A clean-air proposal with support from the governor is taking aim at a largely unchecked pollutant in northern Utah: diesel fumes.
The measure seeks to require emissions tests for cars and trucks that take diesel fuel, and it would apply only to counties with existing testing programs, says sponsor Rep. Patrice Arent, D-Salt Lake City. It would will be a big change for Utah County, which to date hasn’t required the testing for diesel vehicles.
About a dozen people, mostly air quality advocates and local representatives from northern Utah health agencies, told a legislative panel Friday the bill is a smart, low-cost move. The House Transportation Committee voted unanimously to pass the proposal on to the full House.
Ashley Soltysiak, policy director for HEAL Utah, told the panel that of all the factors contributing to poor air, “we think this is one of the major ones we can improve upon.”
An analysis of Davis County, which adopted the diesel emissions testing in 1996, shows that when diesel cars and trucks are found to be out of compliance, they pollute four times the limit and seven to eight times more than gas vehicles, Soltysiak said. Federal regulators require emissions testing for cars that take gasoline, but not those powered by diesel.
Diesel fumes emit compounds which can mix with other chemicals to form ozone and fine-matter pollution. That becomes a problem, Arent said, during northern Utah’s winter inversions, when low temperatures cause a layer of hot air to act like a Tupperware lid, sealing in sooty air at ground level.
The particulates—tiny fibers about 30 times smaller than the width of a human hair and 3 times smaller than dust particles—can lodge deep in the lungs and enter the bloodstream. They can contribute to asthma and make people more prone to respiratory infections, according to the federal Environmental Protection Agency.
Denni Cawley, the executive director of Utah Physicians for a healthy environment, said the potential for inversion-related health side effects is too big to ignore. The bill, she said, is “a move in the right direction.”

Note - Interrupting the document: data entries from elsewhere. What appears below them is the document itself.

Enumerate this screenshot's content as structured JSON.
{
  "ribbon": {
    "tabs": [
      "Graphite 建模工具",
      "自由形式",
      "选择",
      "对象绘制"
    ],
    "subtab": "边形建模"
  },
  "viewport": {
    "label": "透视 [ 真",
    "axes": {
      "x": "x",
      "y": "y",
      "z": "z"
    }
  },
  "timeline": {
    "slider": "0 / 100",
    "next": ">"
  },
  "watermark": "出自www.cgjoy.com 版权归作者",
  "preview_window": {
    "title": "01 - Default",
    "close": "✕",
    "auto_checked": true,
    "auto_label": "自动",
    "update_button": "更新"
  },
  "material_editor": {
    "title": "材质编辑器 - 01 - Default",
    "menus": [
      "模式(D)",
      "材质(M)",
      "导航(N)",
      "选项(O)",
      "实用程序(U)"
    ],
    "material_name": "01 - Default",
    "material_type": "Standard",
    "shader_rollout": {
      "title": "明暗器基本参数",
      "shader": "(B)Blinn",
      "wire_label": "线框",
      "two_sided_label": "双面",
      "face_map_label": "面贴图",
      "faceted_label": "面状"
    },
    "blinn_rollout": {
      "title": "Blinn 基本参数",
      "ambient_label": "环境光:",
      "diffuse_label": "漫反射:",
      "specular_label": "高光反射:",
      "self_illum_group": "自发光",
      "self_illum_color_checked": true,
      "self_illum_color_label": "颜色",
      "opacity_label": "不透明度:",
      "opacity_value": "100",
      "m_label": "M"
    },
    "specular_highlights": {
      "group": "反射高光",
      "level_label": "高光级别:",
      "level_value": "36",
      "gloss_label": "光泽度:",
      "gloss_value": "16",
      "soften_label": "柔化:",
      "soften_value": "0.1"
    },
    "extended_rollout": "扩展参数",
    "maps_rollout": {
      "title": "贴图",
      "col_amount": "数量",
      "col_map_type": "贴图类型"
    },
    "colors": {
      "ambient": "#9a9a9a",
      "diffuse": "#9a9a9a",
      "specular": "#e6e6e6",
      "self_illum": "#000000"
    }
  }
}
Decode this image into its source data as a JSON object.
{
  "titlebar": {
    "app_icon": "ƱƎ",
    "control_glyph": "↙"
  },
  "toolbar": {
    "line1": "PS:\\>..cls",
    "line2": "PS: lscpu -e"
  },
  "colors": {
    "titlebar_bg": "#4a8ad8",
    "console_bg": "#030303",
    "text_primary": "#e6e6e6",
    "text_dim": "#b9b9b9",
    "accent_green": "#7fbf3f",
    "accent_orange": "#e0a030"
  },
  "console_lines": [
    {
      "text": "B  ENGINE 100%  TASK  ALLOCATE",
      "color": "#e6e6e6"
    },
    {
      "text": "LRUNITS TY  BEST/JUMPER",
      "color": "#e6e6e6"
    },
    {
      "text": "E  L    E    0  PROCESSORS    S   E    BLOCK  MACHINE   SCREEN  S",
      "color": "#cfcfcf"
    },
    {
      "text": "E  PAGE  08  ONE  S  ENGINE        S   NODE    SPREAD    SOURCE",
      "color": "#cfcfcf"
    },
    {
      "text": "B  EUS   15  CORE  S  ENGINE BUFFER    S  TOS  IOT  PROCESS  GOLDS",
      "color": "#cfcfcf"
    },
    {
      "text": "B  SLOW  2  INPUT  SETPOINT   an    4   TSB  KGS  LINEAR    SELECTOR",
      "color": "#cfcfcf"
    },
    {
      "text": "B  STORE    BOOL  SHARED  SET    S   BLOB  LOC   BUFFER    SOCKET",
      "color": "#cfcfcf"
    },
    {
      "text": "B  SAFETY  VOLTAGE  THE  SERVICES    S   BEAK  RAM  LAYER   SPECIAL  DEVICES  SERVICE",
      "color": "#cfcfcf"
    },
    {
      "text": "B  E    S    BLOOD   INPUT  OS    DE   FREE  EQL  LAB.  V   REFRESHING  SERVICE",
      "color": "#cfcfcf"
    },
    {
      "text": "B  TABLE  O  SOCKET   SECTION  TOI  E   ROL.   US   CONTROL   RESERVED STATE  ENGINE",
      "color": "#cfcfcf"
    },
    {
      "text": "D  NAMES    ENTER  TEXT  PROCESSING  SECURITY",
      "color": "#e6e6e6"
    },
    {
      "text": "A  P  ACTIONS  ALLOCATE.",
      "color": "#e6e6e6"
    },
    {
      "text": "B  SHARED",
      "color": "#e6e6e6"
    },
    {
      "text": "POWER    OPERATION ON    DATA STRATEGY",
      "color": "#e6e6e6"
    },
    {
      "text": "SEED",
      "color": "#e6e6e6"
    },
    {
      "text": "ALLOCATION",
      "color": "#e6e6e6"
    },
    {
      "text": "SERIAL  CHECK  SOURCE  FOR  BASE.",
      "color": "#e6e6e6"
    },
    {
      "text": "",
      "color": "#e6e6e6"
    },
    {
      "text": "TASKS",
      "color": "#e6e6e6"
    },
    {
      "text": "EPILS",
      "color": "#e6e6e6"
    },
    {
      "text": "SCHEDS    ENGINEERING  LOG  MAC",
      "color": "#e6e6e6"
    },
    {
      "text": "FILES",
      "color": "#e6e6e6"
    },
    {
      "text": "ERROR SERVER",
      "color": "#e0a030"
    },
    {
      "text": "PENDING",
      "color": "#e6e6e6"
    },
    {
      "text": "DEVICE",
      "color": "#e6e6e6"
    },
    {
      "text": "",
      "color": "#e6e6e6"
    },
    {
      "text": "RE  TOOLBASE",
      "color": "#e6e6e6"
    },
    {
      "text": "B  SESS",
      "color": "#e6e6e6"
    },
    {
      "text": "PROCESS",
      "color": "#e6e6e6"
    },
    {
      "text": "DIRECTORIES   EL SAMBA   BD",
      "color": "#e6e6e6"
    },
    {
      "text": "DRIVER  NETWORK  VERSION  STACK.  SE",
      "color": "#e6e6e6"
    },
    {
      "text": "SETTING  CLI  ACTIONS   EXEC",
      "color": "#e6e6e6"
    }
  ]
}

Arent estimates the change would lead to emissions testing for over 20,000 diesel vehicles that are currently are unchecked. And she has wide support. Sen. Curt Bramble, of Provo, has signed on to sponsor the bill in the Senate. And Gov. Gary Herbert highlighted the measure in a speech Thursday night.
Several automakers manufacture a diesel and gas version of each model, said Arent, so “just from a fairness perspective, why should one be inspected and the other one should not?”
Michael Kennedy, R-Alpine, questioned how much impact the bill could have on Utah's air quality and noted earlier it costs around $20 to test, and more for repairs and upgrades.
The change would reduce emissions significantly—by 170 tons a year—replied Bryce Bird, director of the Utah Division of Air Quality.
Meantime, budget committees are considering growing a program to help low-income residents afford the repairs needed to pass the emissions test, which tend to range from $500-$1,000, Arent said. The bill she added, would require free software upgrades by health departments doing the testing.